William F. Henney and Frank A. Hagarty, for the appellant (plaintiff).
Joseph F. Berry, for the appellee (defendant).
The only question presented by the demurrer to this complaint was whether or not a good cause of action was set up by reason of the fact, as it appeared, that statutory notice of the accident was not given to the defendant until more than two, but less than four, months had elapsed. The only error here assigned is the action of the trial court in sustaining the demurrer.

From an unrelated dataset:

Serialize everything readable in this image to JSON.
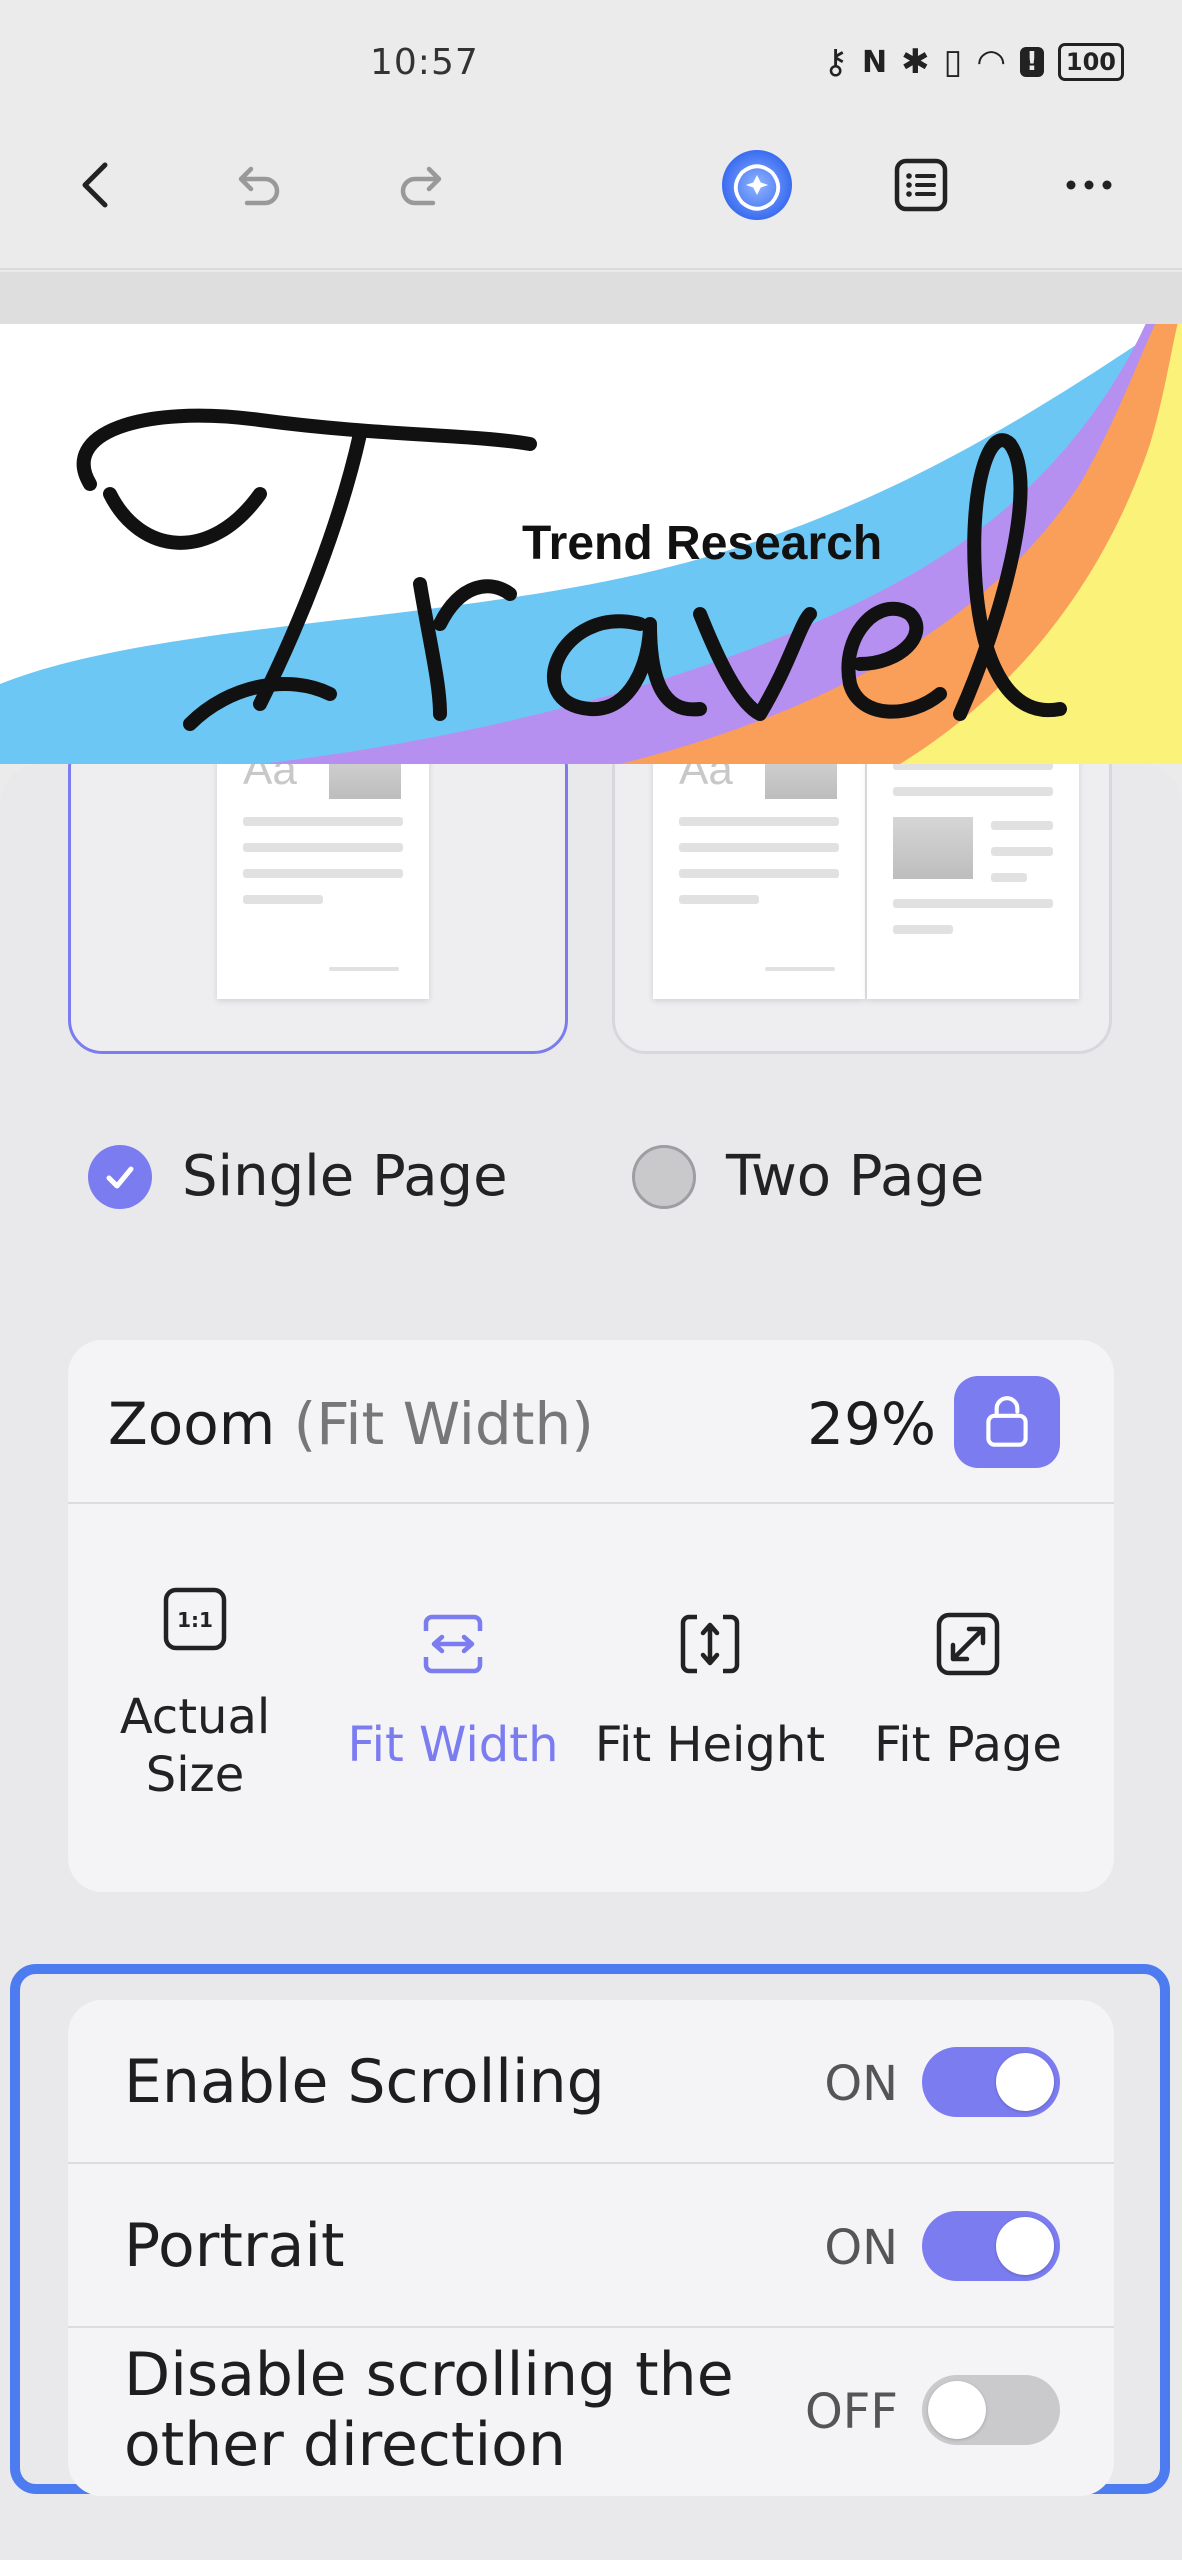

The law casts upon the defendant, a private corporation, the same duty to exercise ordinary care in the conduct of its affairs, and the same liability for its failure to do so, which rests upon all other persons and private corporations, unless there is some statute expressly or impliedly imposing limitations upon such duty and liability. Cadwell v. Connecticut Ry. Ltg. Co., 84 Conn. 450, 80 A. 285. The only statute pointed out as imposing such a limitation is § 2020 of the General Statutes, taken in connection with other statutes which cast a duty of highway repair upon street railways. General Statutes, § 3837. This section creates a duty where before there was none, and through its operation there exists a liability, by force of § 2020, which was not recognized at common law. The liability is not one which rests upon common-law negligence. It rests upon the failure to perform a governmental duty which the legislature has seen fit to cast upon street railways. It creates as arbitrary standard of duty which is measured by the requirements of this governmental duty, in order that the demands of public travel may be met. Its foundation is entirely unlike that of common-law negligence. Section 2020 contains the provision which seeks to accomplish the performance of the imposed duty. It is penal in its character, the liability therein created being in the nature of a penalty for disobedience of the statutory mandate. The wrong of which the statute takes cognizance and aims to redress is, in the conception of our law, a public and not a private one. Bartram v. Sharon, 71 Conn. 686, 692, 43 A. 143.
The defendant contends that by the enactment of the legislation creating this duty and liability the General Assembly, by necessary implication, provided that wherever and whenever a street-railway company or other private corporation, charged with a duty of highway repair, is guilty of conduct such as would, under ordinary circumstances, amount to common-law negligence, and this negligent conduct finds its expression in a situation which renders defective a highway, or portion of highway, in respect to which it owes the duty of repair, the party injured can have no other redress than that furnished by § 2020. It says that in such case there can be no action founded on negligence apart from the statute, and that the remedy as for a defective highway is exclusive.
We cannot agree with this contention, and fail to discover any sound reason why the giving of the statutory remedy as a penalty for the commission of a public wrong, and the sanction of a statutory mandate which is concerned with the performance of a governmental duty, should, in the absence of express provision, operate to deprive a party of rights of action immemorially recognized and which grow out of the private relations of man to man. On the contrary, we are of the opinion that in a proper case a party injured may have his election whether he will avail himself of the remedy of the statute or that of the common law. See Conway v. Waterbury, 84 Conn. 345, 349, 80 A. 83; Hinckley v. Danbury, 81 Conn. 241, 242, 70 A. 590.
In the present case the complaint states a good cause of action at common law. Furthermore, it is apparent from its allegations and those it does not contain, that the pleader was studiously attempting to state a cause of action of that character. The two-month limitation as to notice, contained in § 2020, is therefore inapplicable, and the pertinent limitation is that of four months, embodied in § 1130.